What is fermentation?
Fermentation is much like cooking except it uses microbes instead of heat to transform food.
Technically speaking, it is the digestive action of microorganisms and their enzymes–particularly amylases, proteases, and lipases–that transform or break down the carbohydrates, proteins, and fats in food, respectively.
What kind of transformation does this microbial action do to food?
Benefits of fermentation
- Preserves food. Fermentation is a food preservation technique found in almost all culinary traditions. The most popular ones are kimchi from Korea, miso from Japan, and sauerkraut from Germany. In the Philippines we have bagoong among many others. When done right, it creates a selective environment that limits what can grow, cultivating different kinds of microorganisms that inhibit food spoilage and prevent the development of pathogens or toxins.
- Promotes health. Fermented foods are among the most nutritious foods, supporting our immune function. The process of fermentation also makes food easier to digest and nutrients more easily absorbed by our bodies. Remember that ferments are not magic bullets, though; they need to be part of a combination of factors, such as exercise, sleep, and increased consumption of whole plant-based foods.

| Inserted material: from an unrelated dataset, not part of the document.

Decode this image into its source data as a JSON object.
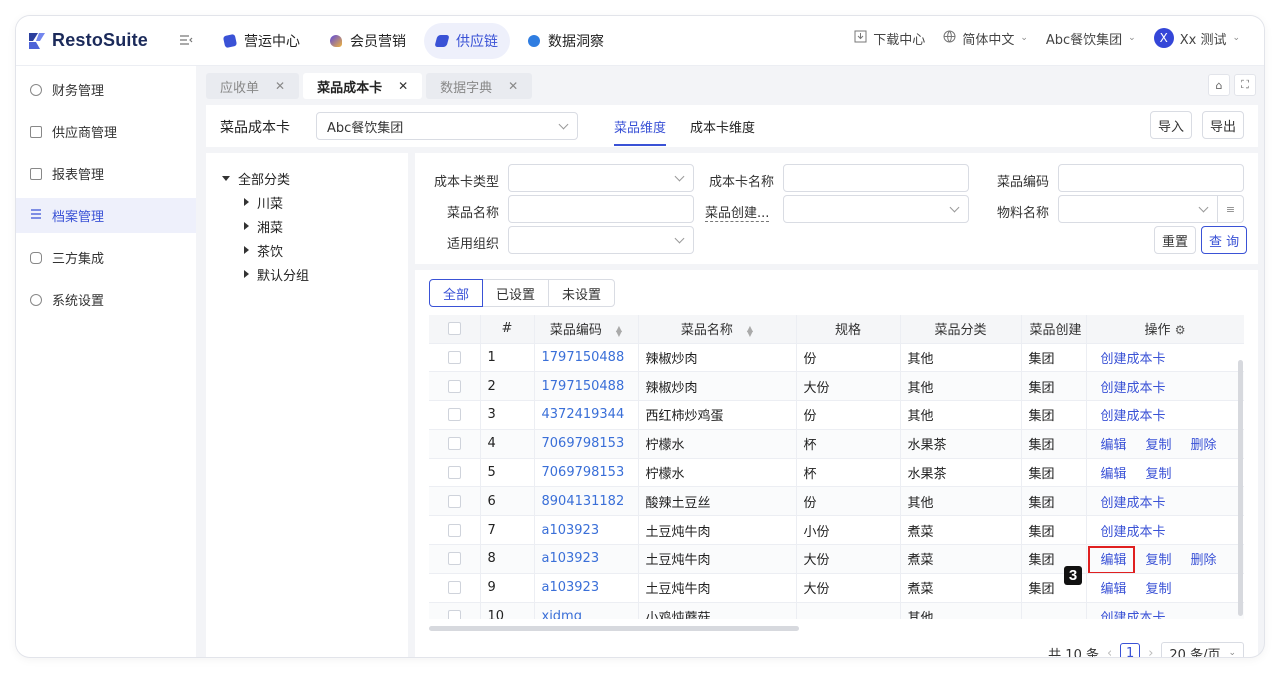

- Enhances flavors. Enzymes during fermentation break down carbohydrates, proteins, and fast into simple sugars and amino acids, and release unique volatile flavor and aromatic compounds. This why a lot of chefs consider it the final frontier in flavor-making. As Sandor Katz says, “Between fresh and rotten, there is a creative space in which some of the most compelling flavors arise.”